Kirk
Dean
Taylor
Morey
Mrs. Kim
April
Lane
Jackson
Logan
Richard
Doyle
Babette
Christopher
Miss Patty
Sookie
Luke
Rory
Jess
Paris
Michel
Emily
Lorelai

Disagree with my ranking? I want to know how you’d list them! (Just don’t tell me you’re a fan of Kirk — or Dean, that sad sack.)

dean

The morning after

Written by hootenannie on November 9th, 2016

In an effort to distract myself from the early polls, last night I watched “Believe,” a 2013 documentary about Justin Bieber. Before you deem this an unpatriotic use of my time on the evening of an unprecedented election, remember that based on Trump’s non-existent qualifications, Bieber has a shot at being president someday too.

Given the option, I’d choose Bieber.

At 3am, I was still awake, gutted and reeling from the outcome of the night. A few despairing texts with friends were exchanged – but ultimately, I was alone with the thoughts in my head, thoughts that amounted to a single line from Justin Bieber’s song “Baby,” over and over and over: Shake me ‘til you wake me from this bad dream.

I have never been overtly political, especially online, but it doesn’t mean that I don’t think deeply about the issues and have strong feelings about candidates – candidates on both sides of the aisle.
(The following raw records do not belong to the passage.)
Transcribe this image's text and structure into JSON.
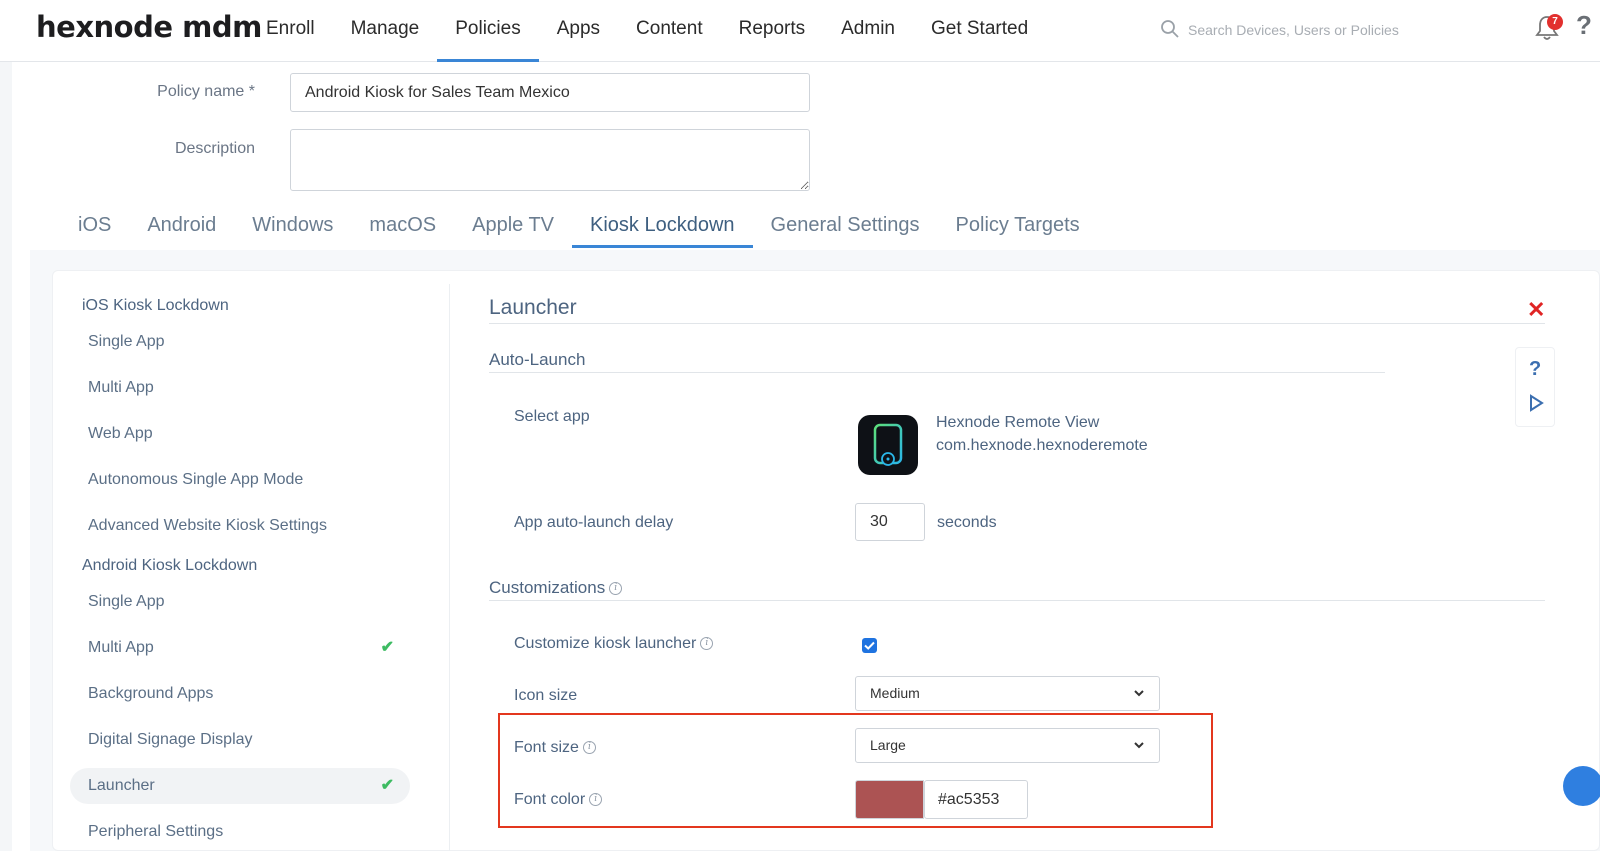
{
  "header": {
    "logo": "hexnode mdm",
    "nav": [
      "Enroll",
      "Manage",
      "Policies",
      "Apps",
      "Content",
      "Reports",
      "Admin",
      "Get Started"
    ],
    "active_nav": "Policies",
    "search_placeholder": "Search Devices, Users or Policies",
    "notification_count": "7",
    "help": "?"
  },
  "policy": {
    "name_label": "Policy name *",
    "name_value": "Android Kiosk for Sales Team Mexico",
    "description_label": "Description",
    "description_value": ""
  },
  "os_tabs": [
    "iOS",
    "Android",
    "Windows",
    "macOS",
    "Apple TV",
    "Kiosk Lockdown",
    "General Settings",
    "Policy Targets"
  ],
  "active_os_tab": "Kiosk Lockdown",
  "sidebar": {
    "ios_heading": "iOS Kiosk Lockdown",
    "ios_items": [
      "Single App",
      "Multi App",
      "Web App",
      "Autonomous Single App Mode",
      "Advanced Website Kiosk Settings"
    ],
    "android_heading": "Android Kiosk Lockdown",
    "android_items": [
      "Single App",
      "Multi App",
      "Background Apps",
      "Digital Signage Display",
      "Launcher",
      "Peripheral Settings"
    ],
    "checked_items": [
      "Multi App",
      "Launcher"
    ],
    "active_item": "Launcher"
  },
  "launcher": {
    "title": "Launcher",
    "auto_launch_title": "Auto-Launch",
    "select_app_label": "Select app",
    "app_name": "Hexnode Remote View",
    "app_package": "com.hexnode.hexnoderemote",
    "delay_label": "App auto-launch delay",
    "delay_value": "30",
    "delay_unit": "seconds",
    "customizations_title": "Customizations",
    "customize_label": "Customize kiosk launcher",
    "customize_checked": true,
    "icon_size_label": "Icon size",
    "icon_size_value": "Medium",
    "font_size_label": "Font size",
    "font_size_value": "Large",
    "font_color_label": "Font color",
    "font_color_value": "#ac5353"
  },
  "colors": {
    "accent": "#3a86d6",
    "font_color_swatch": "#ac5353",
    "highlight": "#e3371e",
    "check": "#3dbb62"
  }
}
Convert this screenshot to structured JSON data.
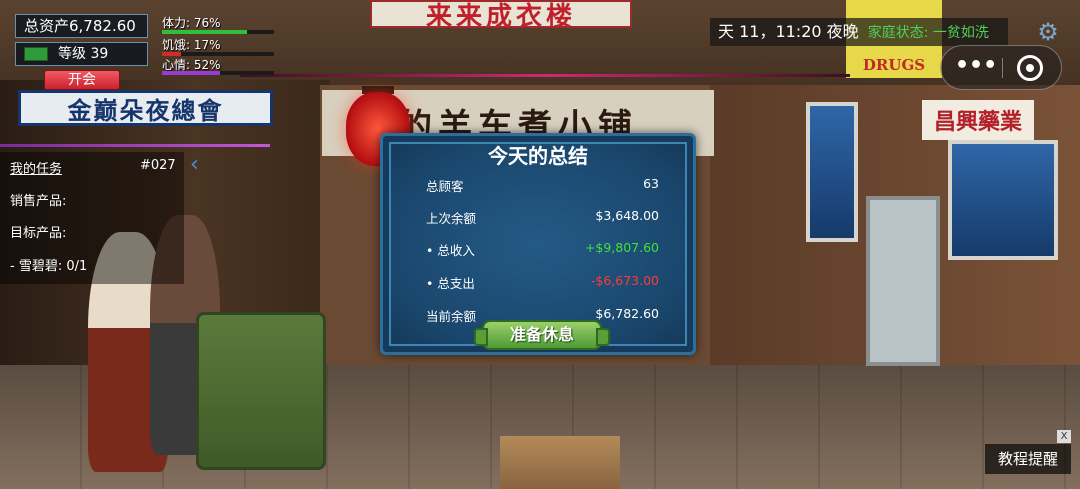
{
  "hud": {
    "total_assets": "总资产6,782.60",
    "level": "等级 39",
    "meeting_button": "开会",
    "stats": [
      {
        "label": "体力: 76%",
        "value": 0.76,
        "color": "#2fbf3a"
      },
      {
        "label": "饥饿: 17%",
        "value": 0.17,
        "color": "#d62a2a"
      },
      {
        "label": "心情: 52%",
        "value": 0.52,
        "color": "#9a3ad0"
      }
    ]
  },
  "clock": {
    "time": "天 11，11:20 夜晚",
    "family_status": "家庭状态: 一贫如洗"
  },
  "task_panel": {
    "title": "我的任务",
    "number": "#027",
    "sell_label": "销售产品:",
    "target_label": "目标产品:",
    "target_item": "- 雪碧碧: 0/1"
  },
  "summary": {
    "title": "今天的总结",
    "rows": [
      {
        "label": "总顾客",
        "value": "63"
      },
      {
        "label": "上次余额",
        "value": "$3,648.00"
      },
      {
        "label": "• 总收入",
        "value": "+$9,807.60"
      },
      {
        "label": "• 总支出",
        "value": "-$6,673.00"
      },
      {
        "label": "当前余额",
        "value": "$6,782.60"
      }
    ],
    "rest_button": "准备休息"
  },
  "tutorial_button": "教程提醒",
  "tutorial_close": "X",
  "scene_text": {
    "sign_top": "来来成衣楼",
    "sign_left": "金巅朵夜總會",
    "sign_shop": "的羊车煮小铺",
    "sign_right": "昌興藥業",
    "sign_drugs": "DRUGS"
  },
  "colors": {
    "income": "#3fe03a",
    "expense": "#ff3838",
    "family_status": "#4fd05a"
  }
}
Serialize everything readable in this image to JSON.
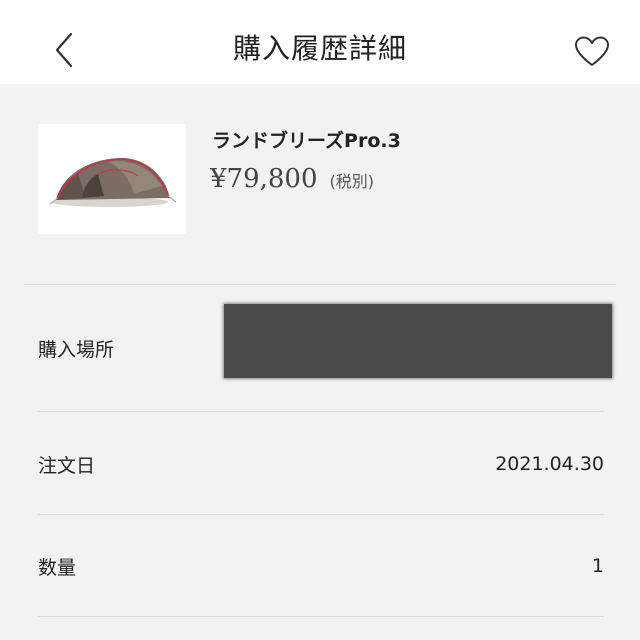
{
  "header": {
    "title": "購入履歴詳細",
    "back_icon": "chevron-left-icon",
    "favorite_icon": "heart-outline-icon"
  },
  "product": {
    "name": "ランドブリーズPro.3",
    "price": "¥79,800",
    "tax_note": "(税別)",
    "image": "tent-thumbnail"
  },
  "details": {
    "purchase_place_label": "購入場所",
    "purchase_place_value": "",
    "order_date_label": "注文日",
    "order_date_value": "2021.04.30",
    "quantity_label": "数量",
    "quantity_value": "1"
  }
}
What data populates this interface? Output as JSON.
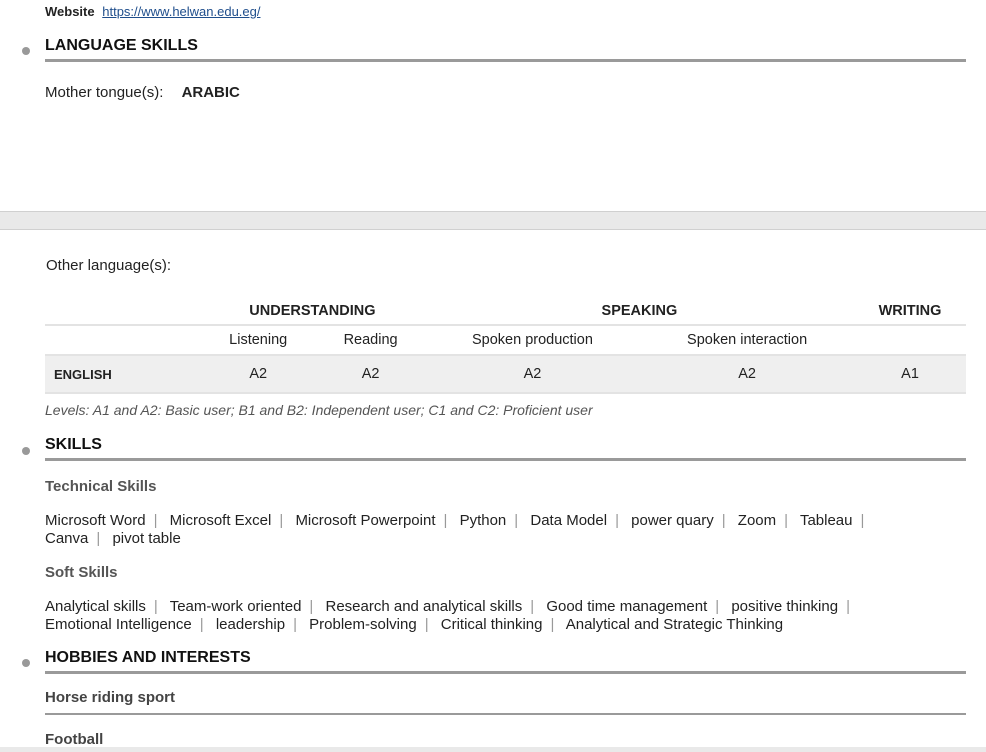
{
  "website": {
    "label": "Website",
    "url": "https://www.helwan.edu.eg/"
  },
  "language_skills": {
    "title": "LANGUAGE SKILLS",
    "mother_label": "Mother tongue(s):",
    "mother_value": "ARABIC",
    "other_label": "Other language(s):",
    "groups": [
      "UNDERSTANDING",
      "SPEAKING",
      "WRITING"
    ],
    "subheaders": [
      "Listening",
      "Reading",
      "Spoken production",
      "Spoken interaction"
    ],
    "rows": [
      {
        "language": "ENGLISH",
        "values": [
          "A2",
          "A2",
          "A2",
          "A2",
          "A1"
        ]
      }
    ],
    "levels_note": "Levels: A1 and A2: Basic user; B1 and B2: Independent user; C1 and C2: Proficient user"
  },
  "skills": {
    "title": "SKILLS",
    "technical_title": "Technical Skills",
    "technical": [
      "Microsoft Word",
      "Microsoft Excel",
      "Microsoft Powerpoint",
      "Python",
      "Data Model",
      "power quary",
      "Zoom",
      "Tableau",
      "Canva",
      "pivot table"
    ],
    "soft_title": "Soft Skills",
    "soft": [
      "Analytical skills",
      "Team-work oriented",
      "Research and analytical skills",
      "Good time management",
      "positive thinking",
      "Emotional Intelligence",
      "leadership",
      "Problem-solving",
      "Critical thinking",
      "Analytical and Strategic Thinking"
    ]
  },
  "hobbies": {
    "title": "HOBBIES AND INTERESTS",
    "items": [
      "Horse riding sport",
      "Football"
    ]
  }
}
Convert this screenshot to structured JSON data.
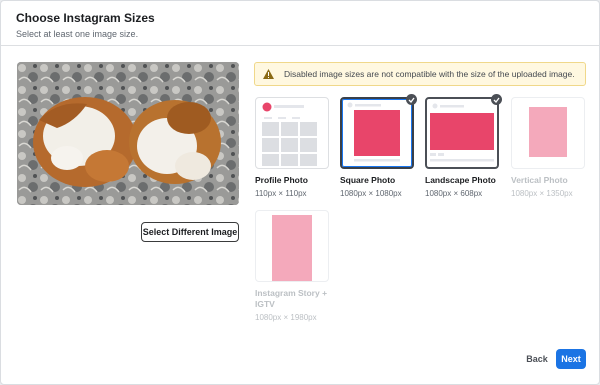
{
  "dialog": {
    "title": "Choose Instagram Sizes",
    "subtitle": "Select at least one image size."
  },
  "warning": {
    "text": "Disabled image sizes are not compatible with the size of the uploaded image."
  },
  "select_button": "Select Different Image",
  "sizes": [
    {
      "label": "Profile Photo",
      "dims": "110px × 110px",
      "selected": false,
      "disabled": false
    },
    {
      "label": "Square Photo",
      "dims": "1080px × 1080px",
      "selected": true,
      "disabled": false
    },
    {
      "label": "Landscape Photo",
      "dims": "1080px × 608px",
      "selected": true,
      "disabled": false
    },
    {
      "label": "Vertical Photo",
      "dims": "1080px × 1350px",
      "selected": false,
      "disabled": true
    },
    {
      "label": "Instagram Story + IGTV",
      "dims": "1080px × 1980px",
      "selected": false,
      "disabled": true
    }
  ],
  "footer": {
    "back": "Back",
    "next": "Next"
  },
  "colors": {
    "accent_pink": "#e8456a",
    "disabled_pink": "#f4a9bb",
    "primary_blue": "#1b74e4",
    "warning_bg": "#fff8e0"
  }
}
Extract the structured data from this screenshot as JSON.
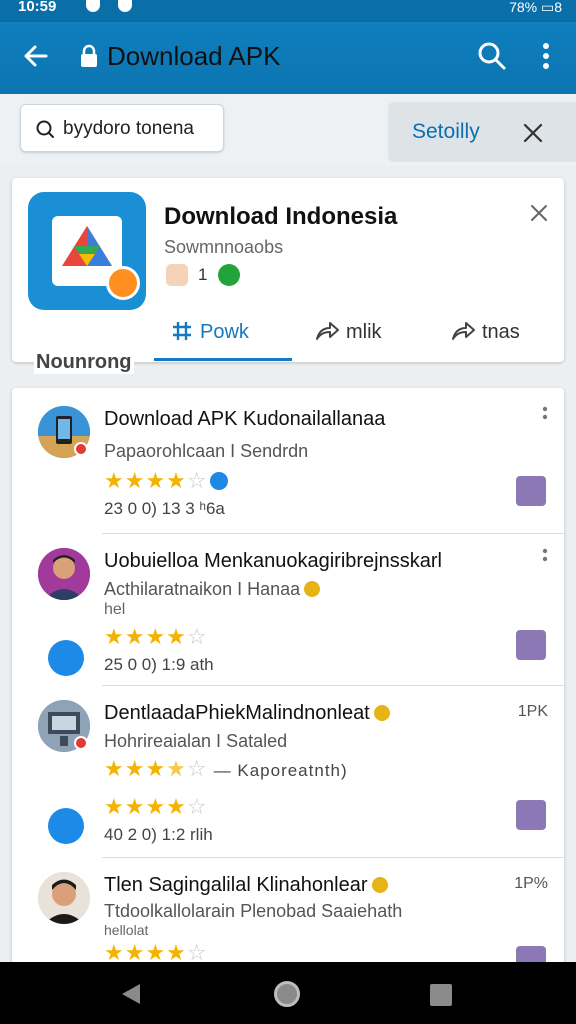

I’m generally a left-leaning moderate, tempered by the fact that I’m a staunch capitalist. Whether on the presidential or the local scale, I have voted Republican, Democrat, and Third Party.

(Let it be known that I have never voted for anyone representing the Legal Marijuana Now party. Cool name, though – straight to the point.)

(I’ve also never smoked marijuana. Honestly, I can hardly believe it myself.)

In the case of the year 2016, I cast my vote for president based on the conviction that (and please read my tone here to be steady, not hysterical) Donald Trump has shown himself to be an arrogant, sexist, racist, xenophobic, homophobic demagogue who, given his attacks on [name any vulnerable community], being endorsed by the KKK, and his pending rape trial (okay just a tiny bit hysterical), is utterly unfit for the presidency of the United States of America. He represents hatred. He represents greed.

And now he represents our country.

Like many of you, I am astonished; I was naïve enough to believe that this would never actually happen. This morning I sat with my friend Stacey on the front porch while our dogs played in the yard, and we didn’t know what to say.

To my African-American nephew, all of my friends of color, my LGBTQ friends, my Muslim friends, my immigrant neighbors, my fellow women, and every child who is watching this burning wreckage, I am with you. My marching orders are to act justly, love mercy, and walk humbly with God, none of which are passive. But I have often been passive. I am so sorry.

Onward, arms linked. We are in this together, now more than ever.